It’s the late 1920s and the cantankerous Stanley (Colin Firth) is the world’s most renowned stage illusionist, working disguised as a Chinese magician.
His oldest – some might say only – friend Howard (Simon McBurney) pops backstage after a show in Berlin and persuades him to delay a holiday with his fiancee to help him expose a beguiling young American psychic, Sophie (Emma Stone), whose methods simply have to be fraudulent.
Sophie is promising to put elderly rich widow Grace (Jacki Weaver) in touch with her late husband at a seance at her south of France mansion. Grace is so enchanted with her guest that she’s promising to fund her institute of psychic study.
No-one has ever got one up on Stanley before, but he simply can’t work out how Sophie seems to know things she couldn’t possibly know.

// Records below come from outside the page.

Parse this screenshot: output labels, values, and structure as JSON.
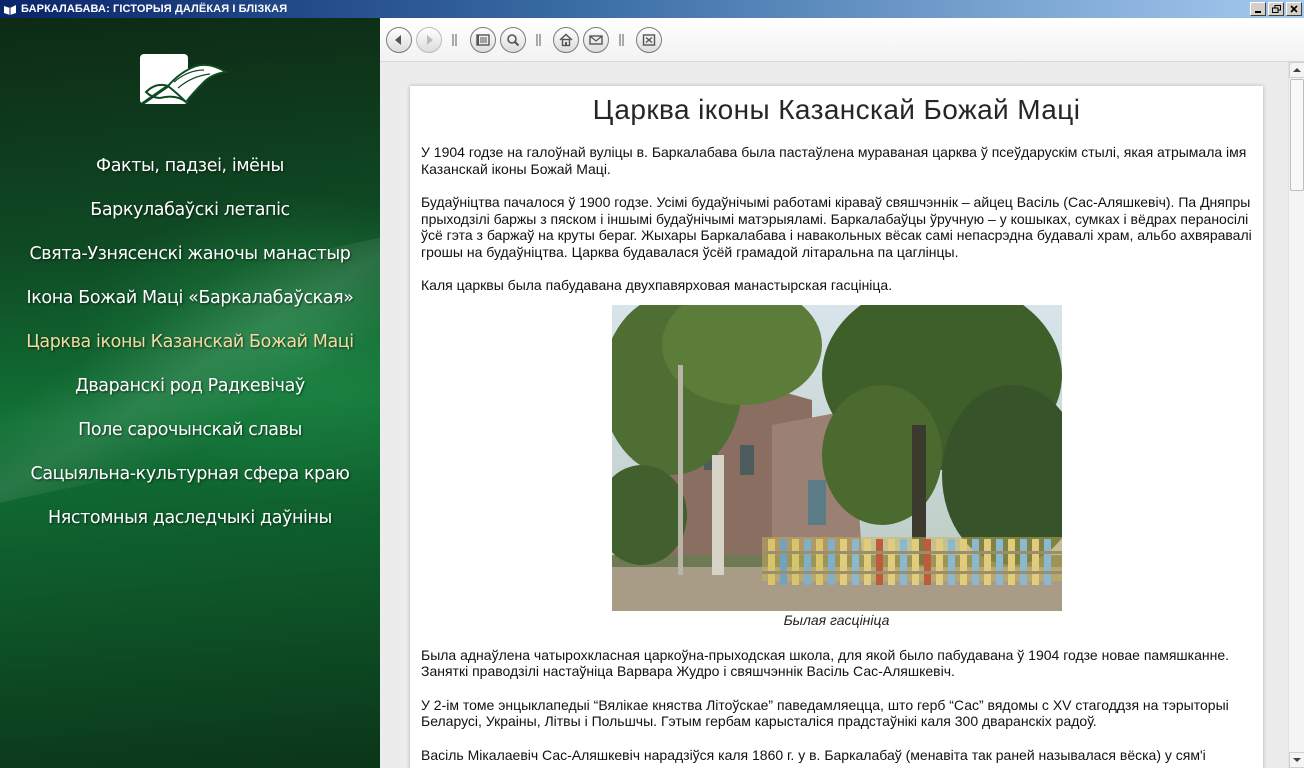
{
  "window": {
    "title": "БАРКАЛАБАВА: ГІСТОРЫЯ ДАЛЁКАЯ І БЛІЗКАЯ"
  },
  "sidebar": {
    "logo_icon": "open-book-logo",
    "items": [
      {
        "label": "Факты, падзеі, імёны"
      },
      {
        "label": "Баркулабаўскі летапіс"
      },
      {
        "label": "Свята-Узнясенскі жаночы манастыр"
      },
      {
        "label": "Ікона Божай Маці «Баркалабаўская»"
      },
      {
        "label": "Царква іконы Казанскай Божай Маці"
      },
      {
        "label": "Дваранскі род Радкевічаў"
      },
      {
        "label": "Поле сарочынскай славы"
      },
      {
        "label": "Сацыяльна-культурная сфера краю"
      },
      {
        "label": "Нястомныя даследчыкі даўніны"
      }
    ],
    "active_index": 4,
    "active_color": "#f3dca2"
  },
  "toolbar": {
    "buttons": [
      "back-icon",
      "forward-icon",
      "contents-icon",
      "search-icon",
      "home-icon",
      "mail-icon",
      "exit-icon"
    ]
  },
  "article": {
    "title": "Царква іконы Казанскай Божай Маці",
    "p1": "У 1904 годзе на галоўнай вуліцы в. Баркалабава была пастаўлена мураваная царква ў псеўдарускім стылі, якая атрымала імя Казанскай іконы Божай Маці.",
    "p2": "Будаўніцтва пачалося ў 1900 годзе. Усімі будаўнічымі работамі кіраваў свяшчэннік – айцец Васіль (Сас-Аляшкевіч). Па Дняпры прыходзілі баржы з пяском і іншымі будаўнічымі матэрыяламі. Баркалабаўцы ўручную – у кошыках, сумках і вёдрах пераносілі ўсё гэта з баржаў на круты бераг. Жыхары Баркалабава і навакольных вёсак самі непасрэдна будавалі храм, альбо ахвяравалі грошы на будаўніцтва. Царква будавалася ўсёй грамадой літаральна па цаглінцы.",
    "p3": "Каля царквы была пабудавана двухпавярховая манастырская гасцініца.",
    "photo_caption": "Былая гасцініца",
    "p4": "Была аднаўлена чатырохкласная царкоўна-прыходская школа, для якой было пабудавана ў 1904 годзе новае памяшканне. Заняткі праводзілі настаўніца Варвара Жудро і свяшчэннік Васіль Сас-Аляшкевіч.",
    "p5": "У 2-ім томе энцыклапедыі “Вялікае княства Літоўскае” паведамляецца, што герб “Сас” вядомы с XV стагоддзя на тэрыторыі Беларусі, Украіны, Літвы і Польшчы. Гэтым гербам карысталіся прадстаўнікі каля 300 дваранскіх радоў.",
    "p6": "Васіль Мікалаевіч Сас-Аляшкевіч нарадзіўся каля 1860 г. у в. Баркалабаў (менавіта так раней называлася вёска) у сям'і"
  }
}
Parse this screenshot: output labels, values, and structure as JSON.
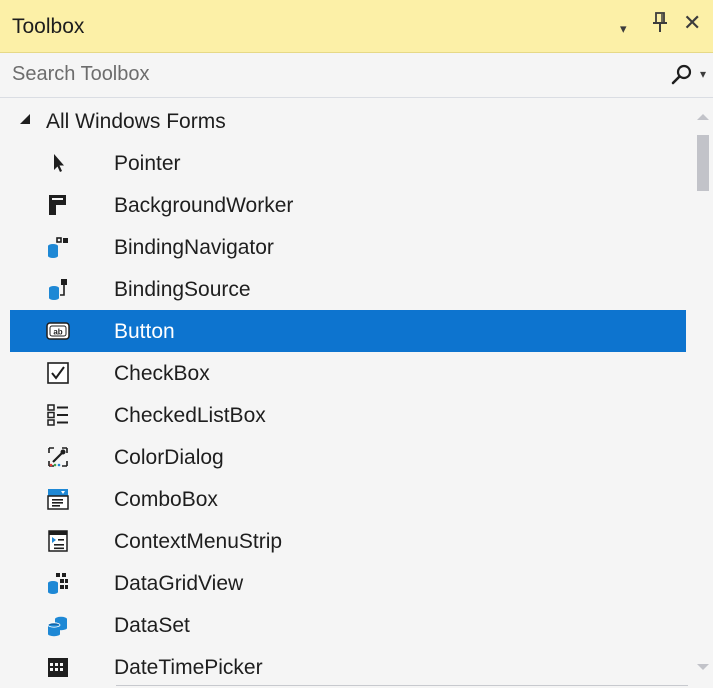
{
  "toolbox": {
    "title": "Toolbox",
    "dropdown_glyph": "▾",
    "pin_glyph": "ᛘ",
    "close_glyph": "✕"
  },
  "search": {
    "placeholder": "Search Toolbox",
    "value": "",
    "dropdown_glyph": "▾"
  },
  "group": {
    "label": "All Windows Forms",
    "expanded": true
  },
  "items": [
    {
      "label": "Pointer",
      "icon": "pointer-icon"
    },
    {
      "label": "BackgroundWorker",
      "icon": "background-worker-icon"
    },
    {
      "label": "BindingNavigator",
      "icon": "binding-navigator-icon"
    },
    {
      "label": "BindingSource",
      "icon": "binding-source-icon"
    },
    {
      "label": "Button",
      "icon": "button-icon",
      "selected": true
    },
    {
      "label": "CheckBox",
      "icon": "checkbox-icon"
    },
    {
      "label": "CheckedListBox",
      "icon": "checked-list-box-icon"
    },
    {
      "label": "ColorDialog",
      "icon": "color-dialog-icon"
    },
    {
      "label": "ComboBox",
      "icon": "combobox-icon"
    },
    {
      "label": "ContextMenuStrip",
      "icon": "context-menu-strip-icon"
    },
    {
      "label": "DataGridView",
      "icon": "data-grid-view-icon"
    },
    {
      "label": "DataSet",
      "icon": "dataset-icon"
    },
    {
      "label": "DateTimePicker",
      "icon": "date-time-picker-icon"
    }
  ],
  "colors": {
    "titlebar": "#fcf0a7",
    "selected": "#0d74cf",
    "icon_blue": "#1e88d5",
    "icon_dark": "#1e1e1e"
  }
}
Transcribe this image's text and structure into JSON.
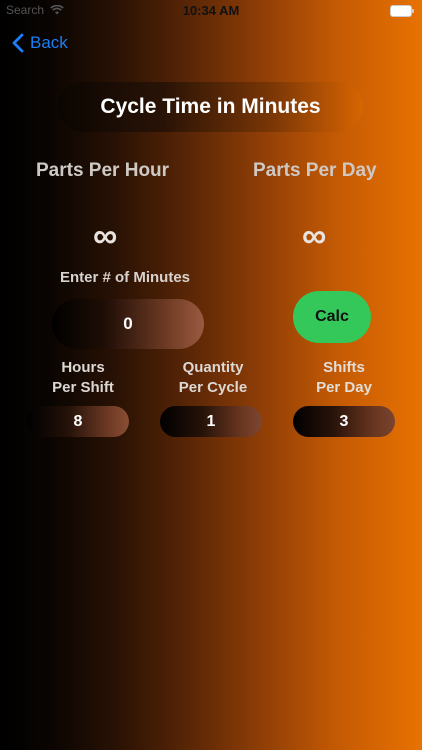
{
  "status_bar": {
    "carrier": "Search",
    "time": "10:34 AM"
  },
  "nav": {
    "back_label": "Back"
  },
  "title": "Cycle Time in Minutes",
  "results": {
    "parts_per_hour_label": "Parts Per Hour",
    "parts_per_hour_value": "∞",
    "parts_per_day_label": "Parts Per Day",
    "parts_per_day_value": "∞"
  },
  "minutes": {
    "label": "Enter # of Minutes",
    "value": "0"
  },
  "calc_button": "Calc",
  "hours_per_shift": {
    "label_line1": "Hours",
    "label_line2": "Per Shift",
    "value": "8"
  },
  "quantity_per_cycle": {
    "label_line1": "Quantity",
    "label_line2": "Per Cycle",
    "value": "1"
  },
  "shifts_per_day": {
    "label_line1": "Shifts",
    "label_line2": "Per Day",
    "value": "3"
  },
  "colors": {
    "accent_blue": "#1a7ef5",
    "calc_green": "#34c759",
    "orange": "#e87202"
  }
}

Her powers continue to draw him in until he starts to question his sceptical beliefs, reassesses his life and begins to wonder whether magic could be real after all.
WHAT’S IT LIKE?
Starring Colin Firth as Woody Allen – the older cynic who falls for the younger temptress. The prolific writer-director’s annual film is perfectly enjoyable but somewhat forgettable.
Romantically shot by one of the finest directors of photography in the business, and frequent Allen collaborator, Darius Khondji, this world looks beautiful, from the grand illusions to the landscaped gardens and winding cliff-top roads.
Apart from Firth’s conflicted Stanley, the characters are all disappointingly one-dimensional and the story is largely signposted, until a particular point, a surprisingly welcome twist that is cleverly revealed.
But the consequences of the twist aren’t entirely convincing – and the film certainly suffers from an ending too many – Allen should have stuck to the traditional hour and a half, rather than letting it drag on for another 8 eye-rolling, watch-watching minutes.
Magic in the Moonlight is charming and entertaining, but it’s neither as clever nor as funny as it needs to be and while it’s not a film Allen needs to feel ashamed of, it’s rather inconsequential and certainly doesn’t have enough of the magic of his most recent comedic hit, Midnight in Paris.